La vie en rosewater.
In the Mediterranean we try to use all-natural products with a deep history of beneficial uses instead of relying on man- or factory-made ones.
This was, of course, initially dictated by the region's lack of buying power and remoteness. But, as the people of these regions slowly gained in wealth and imported products began permeating the local markets, some traditions remain true. Rosewater is one of them.
Rosewater is one of those truly multifaceted products that can be used in the kitchen to sweeten foods as well as in the bathroom and bedroom as a beauty and healing product. Best of all, the luxurious scent of this marvelous little water adds a bit of zest to your cooking without breaking the bank. (It usually costs under $10 for a 12-ounce bottle.)
The homeopathic roots of rosewater date as far back as the ancient Egyptians. According to legend, Cleopatra would take milk baths with rose petals floating to keep her skin soft, smooth, and gloriously scented.

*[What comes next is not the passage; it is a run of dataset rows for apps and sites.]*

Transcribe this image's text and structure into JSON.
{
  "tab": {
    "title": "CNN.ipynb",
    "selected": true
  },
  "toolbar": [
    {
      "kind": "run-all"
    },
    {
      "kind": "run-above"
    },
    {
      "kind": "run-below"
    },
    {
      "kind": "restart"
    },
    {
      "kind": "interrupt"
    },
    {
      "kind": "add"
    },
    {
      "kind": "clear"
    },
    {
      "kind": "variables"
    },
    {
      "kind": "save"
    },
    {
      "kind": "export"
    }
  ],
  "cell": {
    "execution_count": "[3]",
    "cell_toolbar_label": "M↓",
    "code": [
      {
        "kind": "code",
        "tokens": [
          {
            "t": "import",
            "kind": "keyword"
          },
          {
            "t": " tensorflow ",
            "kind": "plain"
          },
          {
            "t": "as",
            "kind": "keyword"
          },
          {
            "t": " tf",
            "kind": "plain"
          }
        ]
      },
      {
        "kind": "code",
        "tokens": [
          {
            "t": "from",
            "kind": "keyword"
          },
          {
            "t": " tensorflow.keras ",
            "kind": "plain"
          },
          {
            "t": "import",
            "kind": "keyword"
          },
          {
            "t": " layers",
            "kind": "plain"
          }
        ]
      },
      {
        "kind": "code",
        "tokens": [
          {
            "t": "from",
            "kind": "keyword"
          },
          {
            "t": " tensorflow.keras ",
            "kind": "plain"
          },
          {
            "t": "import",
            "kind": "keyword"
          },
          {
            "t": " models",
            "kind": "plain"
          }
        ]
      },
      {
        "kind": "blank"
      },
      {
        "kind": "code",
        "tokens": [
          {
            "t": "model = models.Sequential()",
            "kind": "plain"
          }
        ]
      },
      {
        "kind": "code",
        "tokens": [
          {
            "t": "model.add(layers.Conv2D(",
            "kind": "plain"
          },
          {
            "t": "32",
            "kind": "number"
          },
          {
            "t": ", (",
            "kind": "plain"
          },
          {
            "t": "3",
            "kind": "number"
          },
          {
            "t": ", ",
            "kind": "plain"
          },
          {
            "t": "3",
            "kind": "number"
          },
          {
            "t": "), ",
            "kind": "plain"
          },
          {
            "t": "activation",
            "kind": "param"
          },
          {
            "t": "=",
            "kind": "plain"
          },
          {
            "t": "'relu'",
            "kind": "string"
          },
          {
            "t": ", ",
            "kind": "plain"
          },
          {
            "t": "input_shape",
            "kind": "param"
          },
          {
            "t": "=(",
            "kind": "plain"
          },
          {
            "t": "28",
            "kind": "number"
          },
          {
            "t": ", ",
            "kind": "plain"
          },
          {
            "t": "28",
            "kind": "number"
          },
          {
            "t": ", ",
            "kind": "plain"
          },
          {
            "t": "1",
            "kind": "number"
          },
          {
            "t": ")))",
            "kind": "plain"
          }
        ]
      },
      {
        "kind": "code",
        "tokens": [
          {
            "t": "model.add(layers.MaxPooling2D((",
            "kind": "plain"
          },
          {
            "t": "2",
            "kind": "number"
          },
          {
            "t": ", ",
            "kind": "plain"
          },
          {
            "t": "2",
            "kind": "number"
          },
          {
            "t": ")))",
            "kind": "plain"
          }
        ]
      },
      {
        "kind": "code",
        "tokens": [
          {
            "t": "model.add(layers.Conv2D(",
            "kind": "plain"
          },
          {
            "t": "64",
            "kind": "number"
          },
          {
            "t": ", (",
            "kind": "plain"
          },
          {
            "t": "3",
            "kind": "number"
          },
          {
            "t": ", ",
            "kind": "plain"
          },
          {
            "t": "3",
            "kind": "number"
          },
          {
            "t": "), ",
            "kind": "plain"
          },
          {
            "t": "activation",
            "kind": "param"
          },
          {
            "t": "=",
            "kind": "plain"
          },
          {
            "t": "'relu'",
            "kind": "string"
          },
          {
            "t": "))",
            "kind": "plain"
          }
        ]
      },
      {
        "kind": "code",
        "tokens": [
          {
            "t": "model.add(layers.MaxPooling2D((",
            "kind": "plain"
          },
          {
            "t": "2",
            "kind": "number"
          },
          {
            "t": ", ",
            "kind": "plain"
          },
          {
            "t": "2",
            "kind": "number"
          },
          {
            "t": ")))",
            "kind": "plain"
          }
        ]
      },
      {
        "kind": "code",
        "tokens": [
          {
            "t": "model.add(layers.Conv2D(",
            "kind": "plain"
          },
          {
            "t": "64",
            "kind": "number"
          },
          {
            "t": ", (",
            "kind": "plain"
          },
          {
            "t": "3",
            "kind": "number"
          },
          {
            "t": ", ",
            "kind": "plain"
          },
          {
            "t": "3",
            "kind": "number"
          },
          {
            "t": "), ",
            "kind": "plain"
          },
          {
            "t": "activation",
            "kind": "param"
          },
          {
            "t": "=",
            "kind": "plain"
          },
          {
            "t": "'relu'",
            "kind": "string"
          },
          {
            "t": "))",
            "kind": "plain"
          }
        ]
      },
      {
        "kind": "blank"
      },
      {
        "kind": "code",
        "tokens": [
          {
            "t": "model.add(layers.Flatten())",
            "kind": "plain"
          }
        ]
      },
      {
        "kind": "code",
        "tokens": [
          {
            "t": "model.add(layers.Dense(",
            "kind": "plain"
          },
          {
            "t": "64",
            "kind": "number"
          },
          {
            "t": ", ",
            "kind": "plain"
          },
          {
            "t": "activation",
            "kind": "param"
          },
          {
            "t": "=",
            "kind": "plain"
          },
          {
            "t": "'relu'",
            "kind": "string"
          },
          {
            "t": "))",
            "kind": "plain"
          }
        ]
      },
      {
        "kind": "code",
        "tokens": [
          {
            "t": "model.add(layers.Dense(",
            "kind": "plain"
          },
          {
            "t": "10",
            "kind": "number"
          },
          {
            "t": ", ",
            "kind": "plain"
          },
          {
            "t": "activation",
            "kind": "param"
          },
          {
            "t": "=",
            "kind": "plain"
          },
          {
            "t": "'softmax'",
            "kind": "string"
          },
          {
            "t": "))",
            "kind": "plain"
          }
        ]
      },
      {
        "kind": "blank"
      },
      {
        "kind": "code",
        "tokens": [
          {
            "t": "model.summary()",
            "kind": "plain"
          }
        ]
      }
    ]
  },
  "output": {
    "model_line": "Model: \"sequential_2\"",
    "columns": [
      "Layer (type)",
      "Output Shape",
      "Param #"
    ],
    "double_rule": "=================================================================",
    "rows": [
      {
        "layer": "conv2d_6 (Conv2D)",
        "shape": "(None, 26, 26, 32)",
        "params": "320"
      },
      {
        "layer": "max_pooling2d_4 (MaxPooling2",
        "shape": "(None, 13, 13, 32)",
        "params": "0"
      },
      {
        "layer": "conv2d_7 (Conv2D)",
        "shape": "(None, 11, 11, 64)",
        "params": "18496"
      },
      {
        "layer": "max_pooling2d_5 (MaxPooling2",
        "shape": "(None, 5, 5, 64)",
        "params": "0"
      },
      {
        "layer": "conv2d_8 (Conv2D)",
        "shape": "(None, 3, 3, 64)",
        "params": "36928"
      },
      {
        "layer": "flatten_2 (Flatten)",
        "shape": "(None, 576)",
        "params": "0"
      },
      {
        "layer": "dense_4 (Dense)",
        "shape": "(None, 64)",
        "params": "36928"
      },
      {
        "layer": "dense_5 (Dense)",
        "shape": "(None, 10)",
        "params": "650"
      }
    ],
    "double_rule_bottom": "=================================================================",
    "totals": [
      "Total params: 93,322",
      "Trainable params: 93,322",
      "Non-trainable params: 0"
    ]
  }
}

Even in recent times, it's said the streets of Beirut are filled with the scent of rosewater in the late spring and early summer, as the rose petals are pressed, steamed, and distilled to make this many-faceted beauty and food product.